● REQUIRED ACTION: Lines below that include the word "glyph" should each be copied.

:::

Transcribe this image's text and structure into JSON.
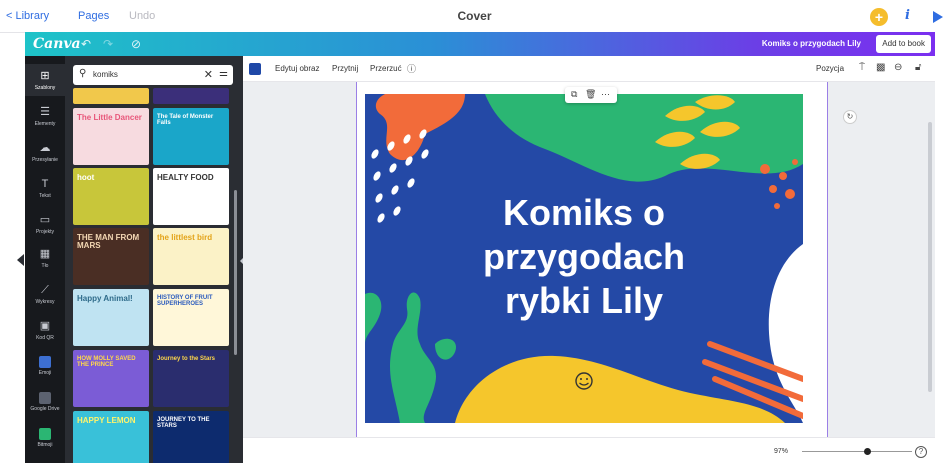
{
  "topbar": {
    "library_label": "< Library",
    "pages_label": "Pages",
    "undo_label": "Undo",
    "cover_title": "Cover",
    "plus_label": "+",
    "info_label": "i"
  },
  "canva": {
    "logo": "Canva",
    "doc_title": "Komiks o przygodach Lily",
    "add_to_book": "Add to book"
  },
  "rail": [
    {
      "icon": "templates-icon",
      "glyph": "⊞",
      "label": "Szablony"
    },
    {
      "icon": "elements-icon",
      "glyph": "☰",
      "label": "Elementy"
    },
    {
      "icon": "uploads-icon",
      "glyph": "☁",
      "label": "Przesyłanie"
    },
    {
      "icon": "text-icon",
      "glyph": "T",
      "label": "Tekst"
    },
    {
      "icon": "projects-icon",
      "glyph": "▭",
      "label": "Projekty"
    },
    {
      "icon": "background-icon",
      "glyph": "▦",
      "label": "Tło"
    },
    {
      "icon": "charts-icon",
      "glyph": "⟋",
      "label": "Wykresy"
    },
    {
      "icon": "qr-code-icon",
      "glyph": "▣",
      "label": "Kod QR"
    },
    {
      "icon": "emoji-app-icon",
      "glyph": "",
      "label": "Emoji"
    },
    {
      "icon": "google-drive-icon",
      "glyph": "",
      "label": "Google Drive"
    },
    {
      "icon": "bitmoji-icon",
      "glyph": "",
      "label": "Bitmoji"
    }
  ],
  "search": {
    "value": "komiks",
    "icon": "search-icon"
  },
  "thumbnails": [
    {
      "title": "The Little Dancer",
      "subtitle": "",
      "bg": "#f7dbe0",
      "color": "#e8567a"
    },
    {
      "title": "The Tale of Monster Falls",
      "subtitle": "",
      "bg": "#1aa6c9",
      "color": "#ffffff"
    },
    {
      "title": "hoot",
      "subtitle": "",
      "bg": "#c8c63a",
      "color": "#ffffff"
    },
    {
      "title": "HEALTY FOOD",
      "subtitle": "",
      "bg": "#ffffff",
      "color": "#333333"
    },
    {
      "title": "THE MAN FROM MARS",
      "subtitle": "",
      "bg": "#4a2e24",
      "color": "#f3d7b3"
    },
    {
      "title": "the littlest bird",
      "subtitle": "",
      "bg": "#fbf2c7",
      "color": "#e3a319"
    },
    {
      "title": "Happy Animal!",
      "subtitle": "",
      "bg": "#bfe3f2",
      "color": "#2e6b8a"
    },
    {
      "title": "HISTORY OF FRUIT SUPERHEROES",
      "subtitle": "",
      "bg": "#fff7d9",
      "color": "#2b5bbd"
    },
    {
      "title": "HOW MOLLY SAVED THE PRINCE",
      "subtitle": "",
      "bg": "#7b5cd6",
      "color": "#ffd84a"
    },
    {
      "title": "Journey to the Stars",
      "subtitle": "",
      "bg": "#2a2d6e",
      "color": "#ffd84a"
    },
    {
      "title": "HAPPY LEMON",
      "subtitle": "",
      "bg": "#39c1d9",
      "color": "#fff36b"
    },
    {
      "title": "JOURNEY TO THE STARS",
      "subtitle": "",
      "bg": "#0d2b6e",
      "color": "#ffffff"
    }
  ],
  "toolbar": {
    "edit_image": "Edytuj obraz",
    "crop": "Przytnij",
    "flip": "Przerzuć",
    "position": "Pozycja",
    "swatch_color": "#1f48a7"
  },
  "design": {
    "title_line1": "Komiks o",
    "title_line2": "przygodach",
    "title_line3": "rybki Lily",
    "bg_color": "#2449a6"
  },
  "bottom": {
    "zoom": "97%",
    "zoom_fraction": 0.6
  }
}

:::

● COMPLETED EXERCISE:
      "glyph": "⊞",
      "glyph": "☰",
      "glyph": "☁",
      "glyph": "T",
      "glyph": "▭",
      "glyph": "▦",
      "glyph": "⟋",
      "glyph": "▣",
      "glyph": "",
      "glyph": "",
      "glyph": "",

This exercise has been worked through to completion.